Radiocarbon distribution and the effect of legacy in lakes of the McMurdo Dry Valleys, Antarctica
Limnol. Oceanogr., 59(3), 2014, 811-826 | DOI: 10.4319/lo.2014.59.3.0811
ABSTRACT: The water of the ice-covered lakes of the McMurdo Dry Valleys is derived primarily from glacial melt streams and to a lesser extent permafrost seeps and subglacial outflow. The result is a mixture of radiocarbon ages that reflect both the end-member water source and the biogeochemical processing of waters as they migrate to the lake-water column. Samples were collected from various locations within perennially ice-covered Antarctic lakes and the streams that feed them, and they were analyzed for radiocarbon abundance of organic and inorganic carbon. Stream gradient and length were shown to affect the degree of equilibration of water with the modern atmosphere prior to entering the lakes. Stream microbial mats assimilate inorganic carbon flowing over them. Seasonal ice-free ‘moat’ water dissolved inorganic carbon (DIC) is largely dependent on the amount of meltwater input from streams (modern) vs. that from direct glaciers input (old). Under the ice cover, 14C ages of lake-water DIC and organic matter are dependent on lake history, composition, and quantity of particulate matter fallout. Bottom waters of the west lobe of Lake Bonney have a DIC age of ∼ 27,000 14C yr before present, which we believe are the most radiocarbon-deficient lake waters on Earth.

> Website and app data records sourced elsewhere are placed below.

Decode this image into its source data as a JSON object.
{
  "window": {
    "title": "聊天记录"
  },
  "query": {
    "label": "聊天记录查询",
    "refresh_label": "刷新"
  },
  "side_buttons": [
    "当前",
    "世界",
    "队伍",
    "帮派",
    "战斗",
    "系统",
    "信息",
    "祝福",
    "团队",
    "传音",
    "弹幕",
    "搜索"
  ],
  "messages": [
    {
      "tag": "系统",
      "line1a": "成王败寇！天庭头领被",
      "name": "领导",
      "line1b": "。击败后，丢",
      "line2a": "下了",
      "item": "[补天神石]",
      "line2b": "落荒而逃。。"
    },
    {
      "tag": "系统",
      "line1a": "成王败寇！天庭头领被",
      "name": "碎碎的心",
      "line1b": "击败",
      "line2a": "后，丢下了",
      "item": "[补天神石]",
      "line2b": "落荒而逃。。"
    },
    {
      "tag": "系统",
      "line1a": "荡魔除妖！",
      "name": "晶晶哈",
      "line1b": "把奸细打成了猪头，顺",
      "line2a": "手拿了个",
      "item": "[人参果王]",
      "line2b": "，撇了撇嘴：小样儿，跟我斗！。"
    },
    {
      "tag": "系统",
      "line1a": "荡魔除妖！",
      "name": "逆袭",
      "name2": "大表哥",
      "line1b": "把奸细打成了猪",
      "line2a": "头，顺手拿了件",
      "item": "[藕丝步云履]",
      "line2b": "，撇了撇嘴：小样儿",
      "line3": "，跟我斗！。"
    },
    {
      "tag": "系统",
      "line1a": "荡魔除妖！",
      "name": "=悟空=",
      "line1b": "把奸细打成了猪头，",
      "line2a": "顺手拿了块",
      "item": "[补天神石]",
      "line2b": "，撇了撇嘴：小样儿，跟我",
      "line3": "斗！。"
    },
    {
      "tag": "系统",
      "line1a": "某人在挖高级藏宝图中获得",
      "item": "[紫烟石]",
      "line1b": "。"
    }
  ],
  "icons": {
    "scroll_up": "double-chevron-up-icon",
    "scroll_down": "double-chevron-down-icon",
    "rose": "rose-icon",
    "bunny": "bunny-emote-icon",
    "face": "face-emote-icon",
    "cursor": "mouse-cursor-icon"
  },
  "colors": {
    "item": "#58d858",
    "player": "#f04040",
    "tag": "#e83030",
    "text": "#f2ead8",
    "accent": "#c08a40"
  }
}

Comparison of the radiocarbon profiles in the two lobes of Lake Bonney, along with previously published geochemical data, provides a new chronology of the evolution of these two waterbodies and shows that currently deep saline water is being displaced over the sill separating them.